It is interesting to me that you pointed out that you train on primary selection for control. I am assuming this is something you teach dogs at an advanced level that already have a good grasp on secondary selection.
Do you think that this control at the trial is is key in pulling out difficult birds?
My introduction to field trial training came from Jack Martin who instructed me that while he trained using primary selection everyone was going to secondary selection. This was the mid-nineties. His admonishment to me was that if I chose to teach Primary selection I would have to train for it and use it religiously for it to work consistently. I assume this is because of the control it takes to be able to pick the shortest bird first in any situation. As this was when Lardy was winning every trial and national hands down using secondary selection this is the method I have chosen,and have since learned much more from other individuals.
While I think the control is less with secondary selection as the dog gets to run freely to the last bird down and then relinquishes control to the handler to select the next bird down. It is a kind of working relationship nonetheless.

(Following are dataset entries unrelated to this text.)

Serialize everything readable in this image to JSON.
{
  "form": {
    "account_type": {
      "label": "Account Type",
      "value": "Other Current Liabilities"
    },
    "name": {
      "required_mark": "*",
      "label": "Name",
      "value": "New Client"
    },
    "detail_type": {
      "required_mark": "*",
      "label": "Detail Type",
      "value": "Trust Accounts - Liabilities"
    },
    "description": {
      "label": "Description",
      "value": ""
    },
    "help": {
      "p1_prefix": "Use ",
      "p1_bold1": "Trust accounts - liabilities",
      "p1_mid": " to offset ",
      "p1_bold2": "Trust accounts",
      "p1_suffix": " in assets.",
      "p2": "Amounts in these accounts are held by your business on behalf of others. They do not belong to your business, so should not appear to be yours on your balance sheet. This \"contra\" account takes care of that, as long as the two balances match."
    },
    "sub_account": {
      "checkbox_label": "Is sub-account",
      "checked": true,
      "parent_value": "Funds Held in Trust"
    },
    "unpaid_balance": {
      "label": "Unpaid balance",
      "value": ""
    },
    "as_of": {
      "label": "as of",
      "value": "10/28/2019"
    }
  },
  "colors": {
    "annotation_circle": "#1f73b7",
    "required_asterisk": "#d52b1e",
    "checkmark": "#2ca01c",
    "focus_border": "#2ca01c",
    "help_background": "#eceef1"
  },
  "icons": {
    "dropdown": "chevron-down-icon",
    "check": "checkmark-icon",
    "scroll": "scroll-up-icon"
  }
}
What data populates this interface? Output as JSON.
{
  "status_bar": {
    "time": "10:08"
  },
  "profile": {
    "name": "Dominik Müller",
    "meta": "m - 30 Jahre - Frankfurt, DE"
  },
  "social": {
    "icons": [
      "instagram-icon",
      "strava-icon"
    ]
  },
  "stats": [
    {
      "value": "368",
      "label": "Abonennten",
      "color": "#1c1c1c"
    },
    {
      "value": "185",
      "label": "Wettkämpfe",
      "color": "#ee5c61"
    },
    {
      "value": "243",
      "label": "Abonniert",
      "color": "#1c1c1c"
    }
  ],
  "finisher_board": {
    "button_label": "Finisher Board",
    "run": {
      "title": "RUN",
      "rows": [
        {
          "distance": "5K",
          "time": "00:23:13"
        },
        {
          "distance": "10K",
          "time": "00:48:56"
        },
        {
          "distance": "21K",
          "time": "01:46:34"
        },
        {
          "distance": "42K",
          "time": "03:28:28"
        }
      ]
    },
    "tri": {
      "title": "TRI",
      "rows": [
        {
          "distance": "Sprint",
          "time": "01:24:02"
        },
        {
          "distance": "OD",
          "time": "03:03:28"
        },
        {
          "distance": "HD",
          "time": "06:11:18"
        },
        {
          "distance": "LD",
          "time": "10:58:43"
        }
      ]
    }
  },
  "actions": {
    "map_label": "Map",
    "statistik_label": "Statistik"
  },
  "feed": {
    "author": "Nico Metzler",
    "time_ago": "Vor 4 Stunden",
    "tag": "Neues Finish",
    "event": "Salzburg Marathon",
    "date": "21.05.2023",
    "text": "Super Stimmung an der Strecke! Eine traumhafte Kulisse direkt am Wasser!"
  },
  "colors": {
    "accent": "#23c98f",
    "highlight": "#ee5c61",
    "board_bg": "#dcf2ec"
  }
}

This would lead me to question the effectiveness of ideal selection as I have seen it described. do you think that would break down the relationship and let the dogs natural desire to smoke over the short birds kick back in? As well as maybe causing other control issues in other areas?